What’s even weirder is that I tried so very hard to listen to this on audio but my god the narrator is so bad. She’s basically reading a list with no emotional input whatsoever. I was so frustrated listening that I ended up quitting the audio version and reading a copy myself, because my own inner voice did a better job than the audio narrator. I have never quit an audiobook based on a narrator but still really wanted to read the book before, so it quite a strange experience.
There’s not really much to say plot-wise. Basically our heroine Lexi is far too interested in a stranger to her small, isolated town of Near, and this mysterious hottie is suspected when children start to go missing from their beds. Lexi knows it’s not her new beau, but she also needs to prove it before her little sister also disappears. The entire plot is basically Lexi sneaking out and looking for clues, and she’s basically the only one in the village who can because he dad was a hunter.

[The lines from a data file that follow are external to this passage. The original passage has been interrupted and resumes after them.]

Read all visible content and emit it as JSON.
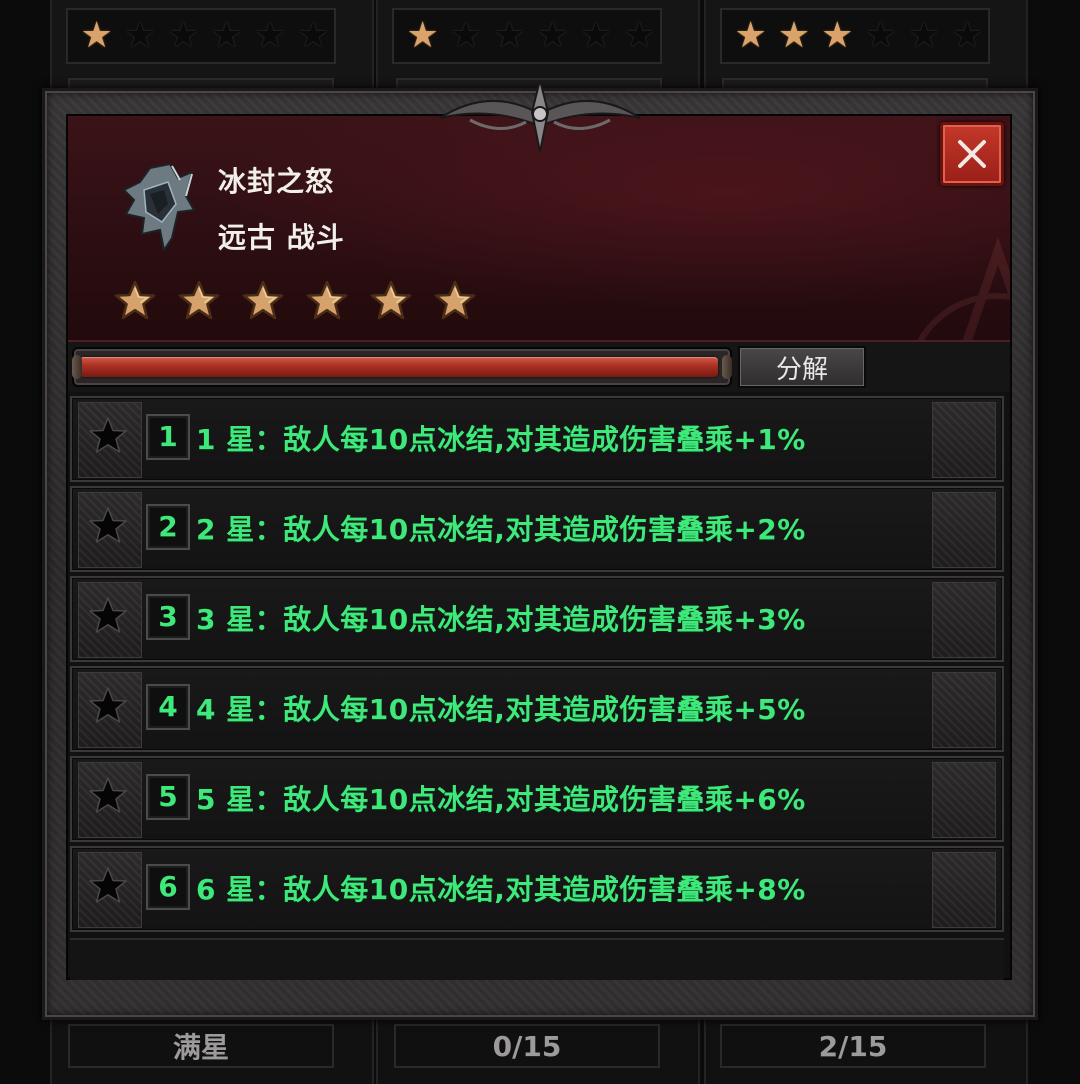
{
  "background": {
    "top_star_groups": [
      {
        "filled": 1,
        "total": 6
      },
      {
        "filled": 1,
        "total": 6
      },
      {
        "filled": 3,
        "total": 6
      }
    ],
    "bottom_labels": [
      "满星",
      "0/15",
      "2/15"
    ]
  },
  "modal": {
    "item_name": "冰封之怒",
    "item_type": "远古 战斗",
    "item_icon": "axe-icon",
    "stars_filled": 6,
    "progress_fraction": 0.99,
    "decompose_label": "分解",
    "close_icon": "close-icon",
    "star_effects": [
      {
        "number": "1",
        "text": "1 星：敌人每10点冰结,对其造成伤害叠乘+1%"
      },
      {
        "number": "2",
        "text": "2 星：敌人每10点冰结,对其造成伤害叠乘+2%"
      },
      {
        "number": "3",
        "text": "3 星：敌人每10点冰结,对其造成伤害叠乘+3%"
      },
      {
        "number": "4",
        "text": "4 星：敌人每10点冰结,对其造成伤害叠乘+5%"
      },
      {
        "number": "5",
        "text": "5 星：敌人每10点冰结,对其造成伤害叠乘+6%"
      },
      {
        "number": "6",
        "text": "6 星：敌人每10点冰结,对其造成伤害叠乘+8%"
      }
    ]
  },
  "colors": {
    "effect_text": "#3ee87a",
    "header_red": "#3b1318",
    "star_gold": "#d9a36a",
    "close_red": "#c4382a"
  }
}
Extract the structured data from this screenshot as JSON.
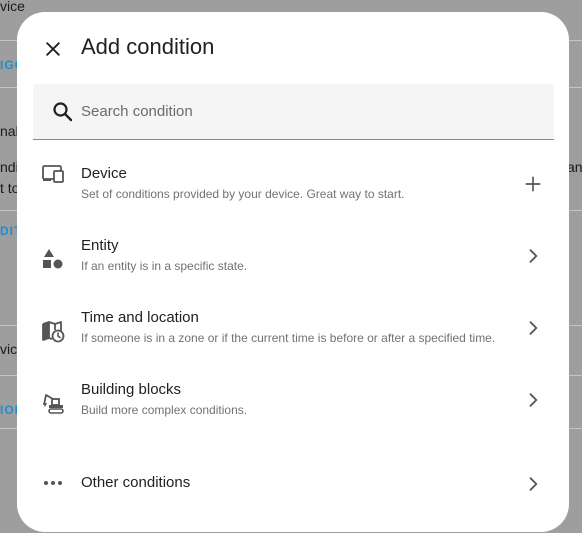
{
  "background": {
    "fragments": [
      "vice",
      "IGGE",
      "nal)",
      "nditio",
      "t to d",
      "DIT",
      "vice",
      "ION",
      "any"
    ]
  },
  "dialog": {
    "title": "Add condition",
    "close_icon": "close-icon",
    "search": {
      "placeholder": "Search condition",
      "value": ""
    },
    "items": [
      {
        "label": "Device",
        "description": "Set of conditions provided by your device. Great way to start.",
        "icon": "device-icon",
        "action_icon": "plus-icon"
      },
      {
        "label": "Entity",
        "description": "If an entity is in a specific state.",
        "icon": "shapes-icon",
        "action_icon": "chevron-right-icon"
      },
      {
        "label": "Time and location",
        "description": "If someone is in a zone or if the current time is before or after a specified time.",
        "icon": "map-clock-icon",
        "action_icon": "chevron-right-icon"
      },
      {
        "label": "Building blocks",
        "description": "Build more complex conditions.",
        "icon": "excavator-icon",
        "action_icon": "chevron-right-icon"
      },
      {
        "label": "Other conditions",
        "description": "",
        "icon": "dots-horizontal-icon",
        "action_icon": "chevron-right-icon"
      }
    ]
  },
  "colors": {
    "scrim": "#9e9e9e",
    "surface": "#ffffff",
    "search_fill": "#f5f5f5",
    "link_accent": "#1b8fcf",
    "icon": "#555555"
  }
}
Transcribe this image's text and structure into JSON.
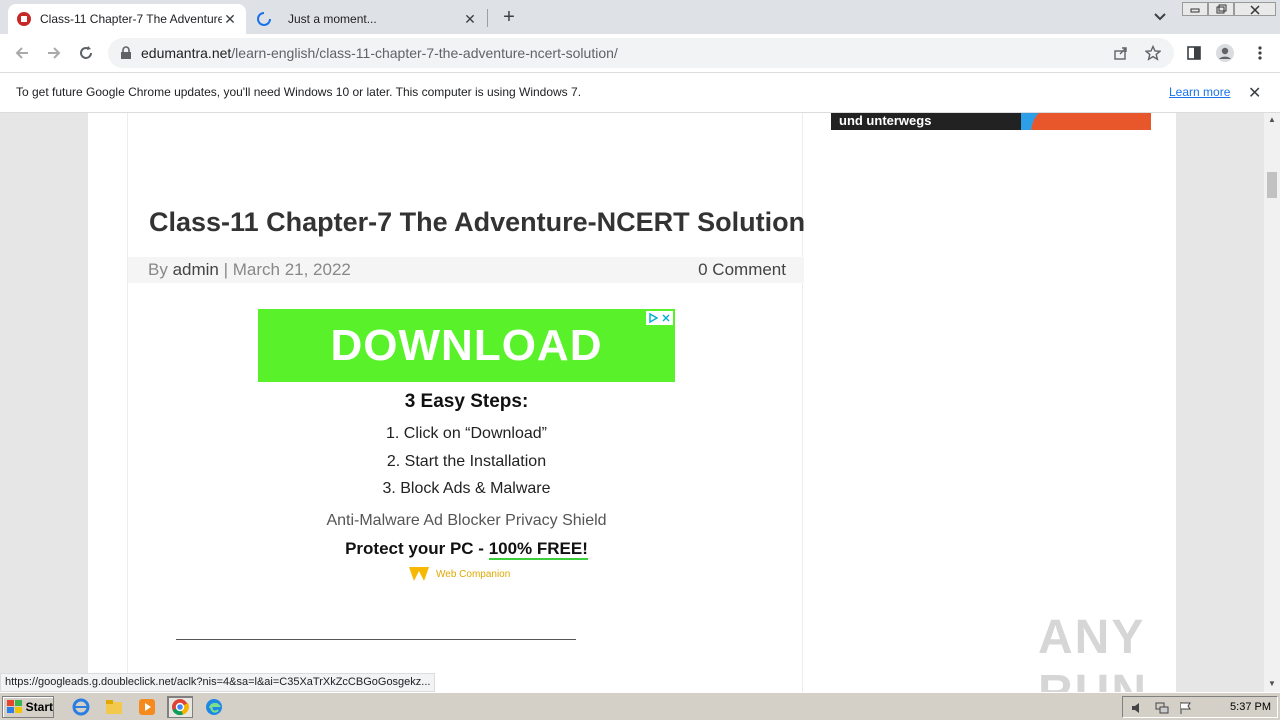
{
  "browser": {
    "tabs": [
      {
        "title": "Class-11 Chapter-7 The Adventure-N",
        "active": true
      },
      {
        "title": "Just a moment...",
        "active": false
      }
    ],
    "url_host": "edumantra.net",
    "url_path": "/learn-english/class-11-chapter-7-the-adventure-ncert-solution/",
    "infobar_message": "To get future Google Chrome updates, you'll need Windows 10 or later. This computer is using Windows 7.",
    "infobar_link": "Learn more"
  },
  "article": {
    "title": "Class-11 Chapter-7 The Adventure-NCERT Solution",
    "by_prefix": "By ",
    "author": "admin",
    "separator": " | ",
    "date": "March 21, 2022",
    "comments": "0 Comment"
  },
  "ad": {
    "download_label": "DOWNLOAD",
    "steps_title": "3 Easy Steps:",
    "steps": [
      "1. Click on “Download”",
      "2. Start the Installation",
      "3. Block Ads & Malware"
    ],
    "features": "Anti-Malware Ad Blocker Privacy Shield",
    "protect_prefix": "Protect your PC - ",
    "protect_free": "100% FREE!",
    "brand": "Web Companion"
  },
  "sidebar_banner_text": "und unterwegs",
  "status_url": "https://googleads.g.doubleclick.net/aclk?nis=4&sa=l&ai=C35XaTrXkZcCBGoGosgekz...",
  "watermark": "ANY RUN",
  "taskbar": {
    "start_label": "Start",
    "clock": "5:37 PM"
  }
}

However, her uncle who is now the paternal head of her household, thinks her actions are inappropriate and tries to keep her locked in her house like a good little girl.
To be honest, this kind of felt like a 2011 novel. Basically the only character who gets any in-depth appearance description is the mysterious stranger. It’s got this great Gothic feel to it, and is very much a romance dressed up like a fantasy, which was incredibly common ten years ago. There’s not much diversity and the whole thing takes place in the little bubble of Near and the moors. That’s not to say that any of this is detrimental to the story, just an observation.
I did quite enjoy the book, though. I loved how Lexi was so smart and strong and determined, I loved how she fought against the shackles her uncle tried to snap around her ankles to keep her in the kitchen, I loved her tenderness for her family, the fierce way she loved them. I also really liked how this was quite a feminist novel, in that the village men decide the stranger must be the one taking the children, and they must take action against him, even when Lexi was pointing out their evidence was incredibly flimsy, because they didn’t necessarily want to be right but they were terrified of being wrong in front of each other. Meanwhile, Lexi could rely on the women in the village, and especially the two witches who lived on the outskirts, to support her, which was lovely.
I believe that most of this novel was Lexi trying to speak to the stranger, and then spending time with him, so it really did feel like a romance over anything else. Although I wasn’t particularly feeling the romance, I did feel that they became good friends and could trust each other, and I did like the ending. Lexi had to be smart as well as wise, to balance her own desires against sacrificing for everyone else, and I think it hit every storytelling beat really well.
I also had a really great sense of place while reading this. I could easily visualize the moor and the village and everything Lexi observed. I could hear the wind in my ears and feel her desperation and determination. Basically I think there’s a reason why Victoria Schwab is still quite popular today.